If you have pneumonia, you may have difficulty breathing and have a cough and a fever. A physical exam and history can help determine if you have pneumonia. Chest x-rays and blood tests can help determine what is wrong. Treatment depends on what made you sick. If bacteria are the cause, antibiotics should help. Viral pneumonia may get better with rest and drinking liquids.
Preventing pneumonia is always better than treating it. The best preventive measures include washing your hands frequently, not smoking, and wearing a mask when cleaning dusty or moldy areas. There is a vaccine for pneumococcal pneumonia, a bacterial infection which accounts for up to a quarter of all pneumonias.
Defining Health Disparities
Despite prevention efforts, some groups of people are affected by HIV/AIDS, viral hepatitis, STDs, and TB more than other groups of people. The occurrence of these diseases at greater levels among certain population groups more than among others is often referred to as a health disparity. Differences may occur by gender, race or ethnicity, education, income, disability, geographic location and sexual orientation among others.
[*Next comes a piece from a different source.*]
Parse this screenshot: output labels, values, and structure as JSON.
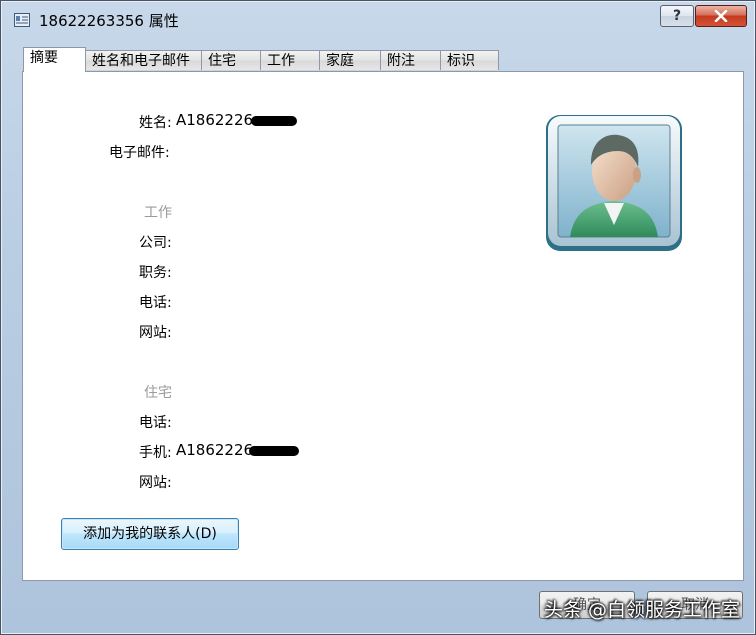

Social determinants of health like poverty, unequal access to health care, lack of education, stigma, and racism are linked to health disparities.
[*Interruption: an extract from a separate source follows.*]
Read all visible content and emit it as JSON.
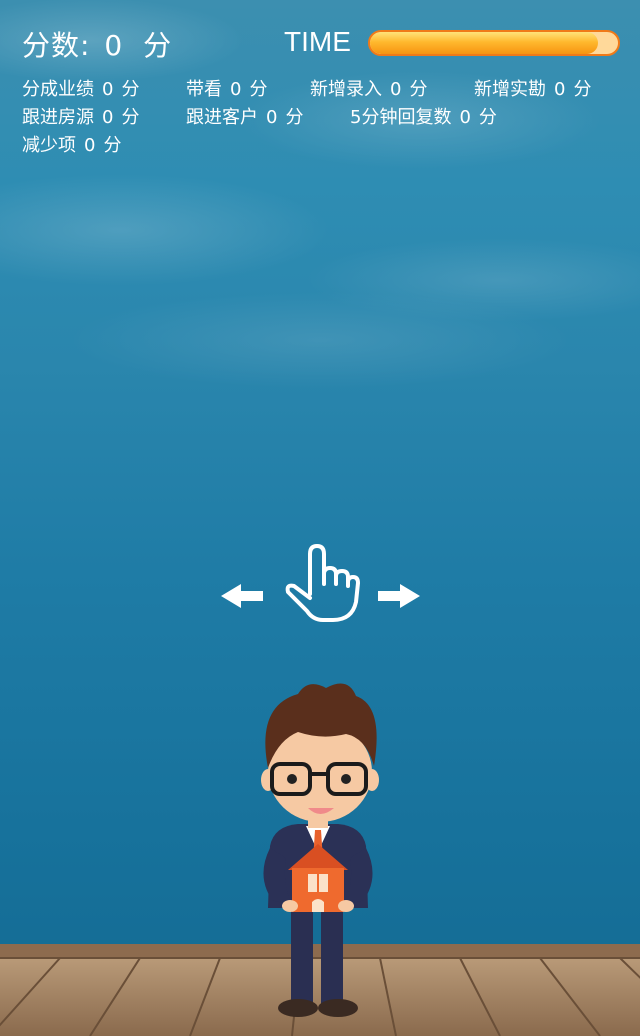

Optional Learning Activity
For more information on this topic, see or listen to: What You Need to Know About Infectious Diseases.
Introduction: NIH: National Institute of Allergy and Infectious Diseases, MedlinePlus, http://www.nlm.nih.gov/medlineplus/infectiousdiseases.html
Strep Throat: NIH: National Institute of Allergy and Infectious Diseases via MedlinePlus.gov
Viral Infections: NLM, NIH via MedlinePlus.gov
Influenza: NIH: National Institute of Allergy and Infectious Diseases via MedlinePlus.gov
Hepatitis B: NIH: National Institute of Diabetes and Digestive and Kidney Diseases via MedlinePlus.gov
Infectious mononucleosis: MedlinePlus.gov
Yeast Infections (or Candida): MedlinePlus.gov
Parasitic Diseases: National Library of Medicine, National Institutes for Health via MedlinePlus.gov
Defining Health Disparities: Centers for Disease Control and Prevention, http://www.cdc.gov/nchhstp/healthdisparities/